- Created recruitment literature with positive images of existing female graduates and apprentices
- Worked with Welsh charity Chwarae Teg to ‘gender lens’ our recruitment material
- Created women-only adverts for social media
- Created a women-focused microsite (with photography and case studies)
What we learned.
As a result, we’ve seen an increase in the proportion of applications from girls for our apprenticeship programme, and we’ve seen a narrowing of the gap between the total men and women employed by Welsh Water – from 77%-23% men-to-women ratio in 2014-15, to 71%-29% today.
Our most recent What Are You Made Of? apprenticeship and graduate recruitment campaign (in March) means that 12% of our applications are now from women, compared to 8% in 2014.
Our recruitment is designed to make Welsh Water attractive to everyone – and we have made great efforts to ensure our workplace is inclusive for women as well as men. Our message is that there is no job here that women cannot do – and raising awareness of this is a key priority for us. Our recruitment campaign has seen more women applying for roles that we’ve previously only had men apply for. For example, while in 2011 we had no female apprentices, we now have nine women in apprentice roles.
What we would do differently as a result.

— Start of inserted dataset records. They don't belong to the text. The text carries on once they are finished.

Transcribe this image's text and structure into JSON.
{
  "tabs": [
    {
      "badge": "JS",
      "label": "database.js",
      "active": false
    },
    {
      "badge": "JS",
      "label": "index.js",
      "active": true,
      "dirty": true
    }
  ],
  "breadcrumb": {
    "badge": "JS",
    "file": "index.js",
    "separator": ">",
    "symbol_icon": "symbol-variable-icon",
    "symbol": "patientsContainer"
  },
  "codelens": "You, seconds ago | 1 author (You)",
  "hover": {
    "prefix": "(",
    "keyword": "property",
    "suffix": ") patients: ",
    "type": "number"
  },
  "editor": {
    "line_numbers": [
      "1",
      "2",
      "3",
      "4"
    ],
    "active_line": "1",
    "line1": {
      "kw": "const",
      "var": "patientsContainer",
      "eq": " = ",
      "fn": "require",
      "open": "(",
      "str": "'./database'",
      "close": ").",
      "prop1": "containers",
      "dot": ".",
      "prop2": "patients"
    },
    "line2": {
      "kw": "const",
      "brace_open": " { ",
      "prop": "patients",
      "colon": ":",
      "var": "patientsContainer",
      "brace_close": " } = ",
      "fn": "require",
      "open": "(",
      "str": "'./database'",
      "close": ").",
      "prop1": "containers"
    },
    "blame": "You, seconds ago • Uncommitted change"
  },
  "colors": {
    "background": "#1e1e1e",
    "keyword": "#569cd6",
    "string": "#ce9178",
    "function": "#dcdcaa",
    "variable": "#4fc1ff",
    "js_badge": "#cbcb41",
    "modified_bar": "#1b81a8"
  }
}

This is one stage in an ongoing process. We regularly measure colleague engagement through our annual employee engagement survey, which asks colleagues their views on how inclusive and diverse the company is, and how we can improve. We also annually review the effectiveness of our graduate and apprenticeship recruitment campaign, e.g. number of applications, proportion shortlisted and number successful. We also have ongoing monitoring of how our policies are working on the ground through our trade union forums.